[TRY IT]: Filter the entries below, keeping every line that has the word "views".
━━ SUPPLIED ENTRIES
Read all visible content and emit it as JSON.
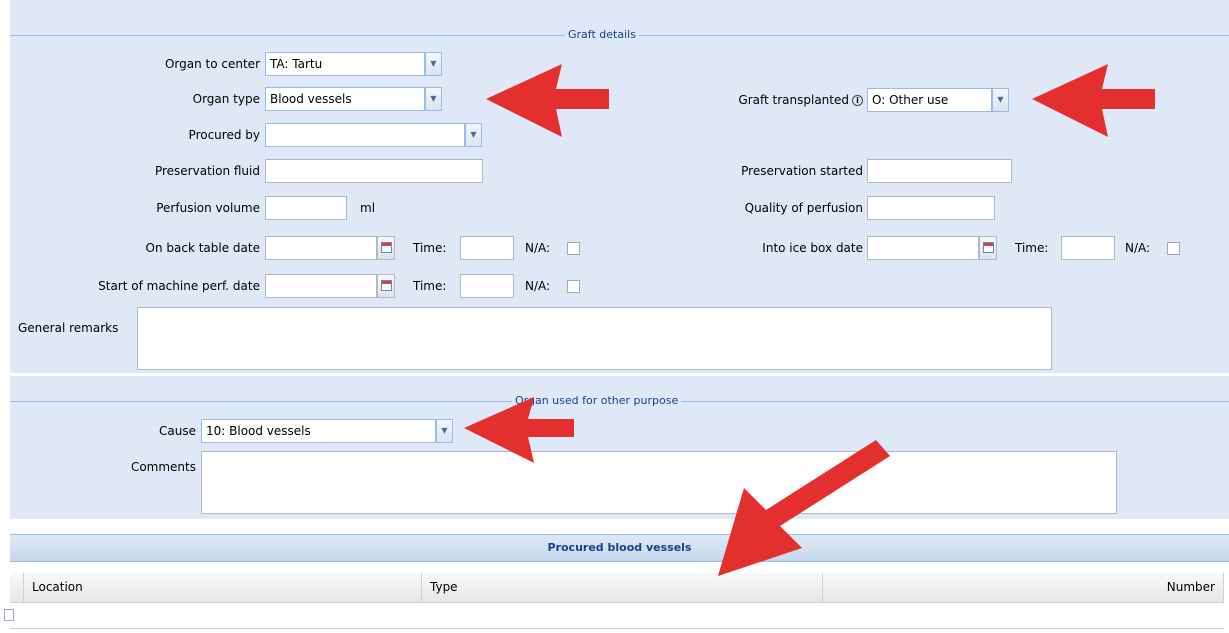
{
  "graft_details": {
    "legend": "Graft details",
    "organ_to_center": {
      "label": "Organ to center",
      "value": "TA: Tartu"
    },
    "organ_type": {
      "label": "Organ type",
      "value": "Blood vessels"
    },
    "procured_by": {
      "label": "Procured by",
      "value": ""
    },
    "preservation_fluid": {
      "label": "Preservation fluid",
      "value": ""
    },
    "perfusion_volume": {
      "label": "Perfusion volume",
      "value": "",
      "unit": "ml"
    },
    "on_back_table": {
      "label": "On back table date",
      "time_label": "Time:",
      "na_label": "N/A:"
    },
    "start_machine_perf": {
      "label": "Start of machine perf. date",
      "time_label": "Time:",
      "na_label": "N/A:"
    },
    "graft_transplanted": {
      "label": "Graft transplanted",
      "value": "O: Other use"
    },
    "preservation_started": {
      "label": "Preservation started",
      "value": ""
    },
    "quality_of_perfusion": {
      "label": "Quality of perfusion",
      "value": ""
    },
    "into_ice_box": {
      "label": "Into ice box date",
      "time_label": "Time:",
      "na_label": "N/A:"
    },
    "general_remarks": {
      "label": "General remarks",
      "value": ""
    }
  },
  "other_purpose": {
    "legend": "Organ used for other purpose",
    "cause": {
      "label": "Cause",
      "value": "10: Blood vessels"
    },
    "comments": {
      "label": "Comments",
      "value": ""
    }
  },
  "procured_blood_vessels": {
    "title": "Procured blood vessels",
    "columns": [
      "Location",
      "Type",
      "Number"
    ]
  },
  "colors": {
    "panel_bg": "#dfe8f6",
    "accent": "#15428b",
    "arrow": "#e3302f"
  }
}
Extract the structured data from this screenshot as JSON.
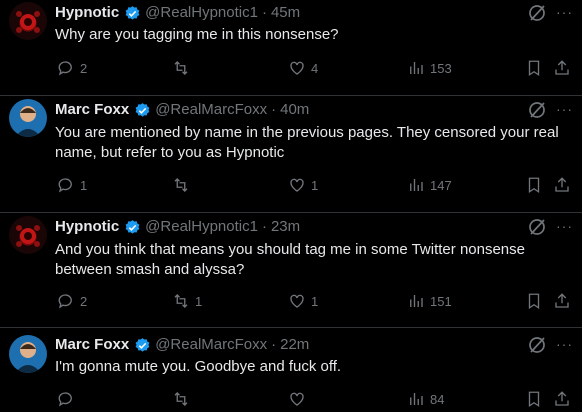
{
  "tweets": [
    {
      "name": "Hypnotic",
      "handle": "@RealHypnotic1",
      "time": "45m",
      "text": "Why are you tagging me in this nonsense?",
      "avatar": "hypnotic-avatar",
      "replies": "2",
      "retweets": "",
      "likes": "4",
      "views": "153"
    },
    {
      "name": "Marc Foxx",
      "handle": "@RealMarcFoxx",
      "time": "40m",
      "text": "You are mentioned by name in the previous pages. They censored your real name, but refer to you as Hypnotic",
      "avatar": "marc-foxx-avatar",
      "replies": "1",
      "retweets": "",
      "likes": "1",
      "views": "147"
    },
    {
      "name": "Hypnotic",
      "handle": "@RealHypnotic1",
      "time": "23m",
      "text": "And you think that means you should tag me in some Twitter nonsense between smash and alyssa?",
      "avatar": "hypnotic-avatar",
      "replies": "2",
      "retweets": "1",
      "likes": "1",
      "views": "151"
    },
    {
      "name": "Marc Foxx",
      "handle": "@RealMarcFoxx",
      "time": "22m",
      "text": "I'm gonna mute you. Goodbye and fuck off.",
      "avatar": "marc-foxx-avatar",
      "replies": "",
      "retweets": "",
      "likes": "",
      "views": "84"
    }
  ],
  "separator": "·",
  "colors": {
    "background": "#000000",
    "text": "#e7e9ea",
    "muted": "#71767b",
    "verified": "#1d9bf0",
    "divider": "#2f3336"
  }
}
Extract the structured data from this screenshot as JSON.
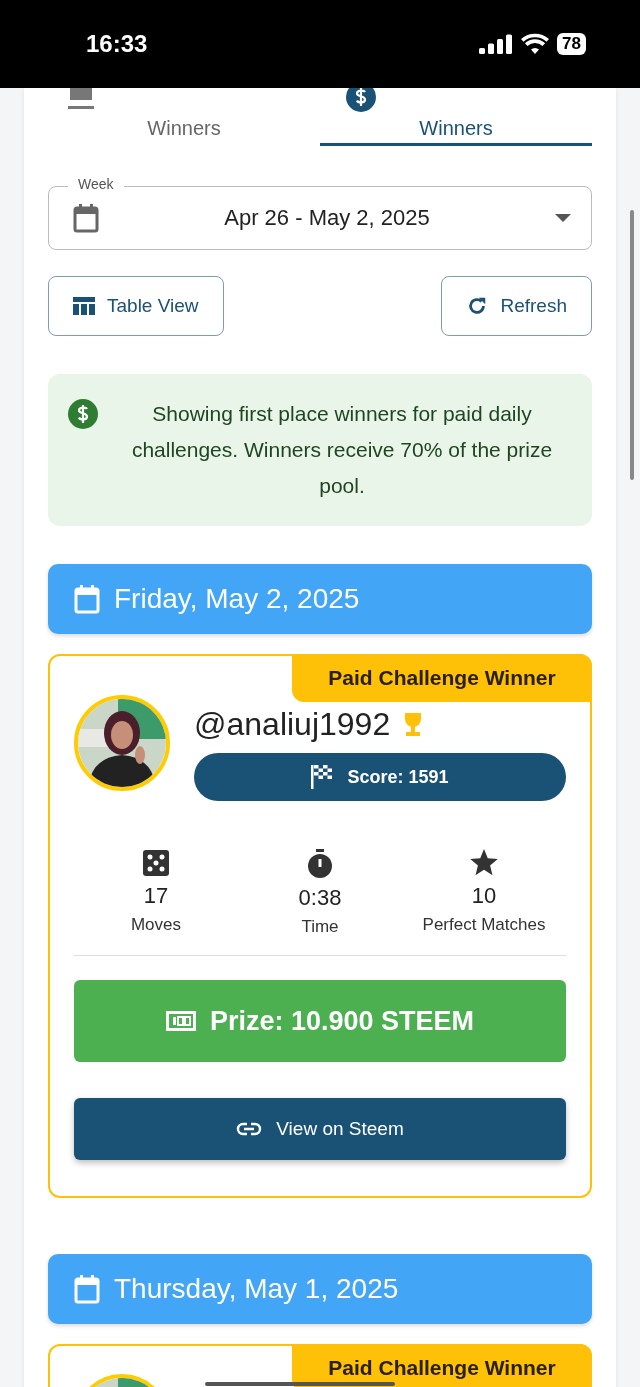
{
  "status_bar": {
    "time": "16:33",
    "battery": "78"
  },
  "tabs": [
    {
      "label": "Winners",
      "selected": false
    },
    {
      "label": "Winners",
      "selected": true
    }
  ],
  "week_field": {
    "label": "Week",
    "value": "Apr 26 - May 2, 2025"
  },
  "actions": [
    {
      "kind": "table",
      "label": "Table View"
    },
    {
      "kind": "refresh",
      "label": "Refresh"
    }
  ],
  "info": "Showing first place winners for paid daily challenges. Winners receive 70% of the prize pool.",
  "days": [
    {
      "date": "Friday, May 2, 2025",
      "winner": {
        "badge": "Paid Challenge Winner",
        "username": "@analiuj1992",
        "score": "Score: 1591",
        "stats": [
          {
            "kind": "moves",
            "value": "17",
            "label": "Moves"
          },
          {
            "kind": "time",
            "value": "0:38",
            "label": "Time"
          },
          {
            "kind": "perfect",
            "value": "10",
            "label": "Perfect Matches"
          }
        ],
        "prize": "Prize: 10.900 STEEM",
        "link": "View on Steem"
      }
    },
    {
      "date": "Thursday, May 1, 2025",
      "winner": {
        "badge": "Paid Challenge Winner"
      }
    }
  ]
}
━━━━
[RESPONSE FOR THIS EXERCISE]:
      "views": "153"
      "views": "147"
      "views": "151"
      "views": "84"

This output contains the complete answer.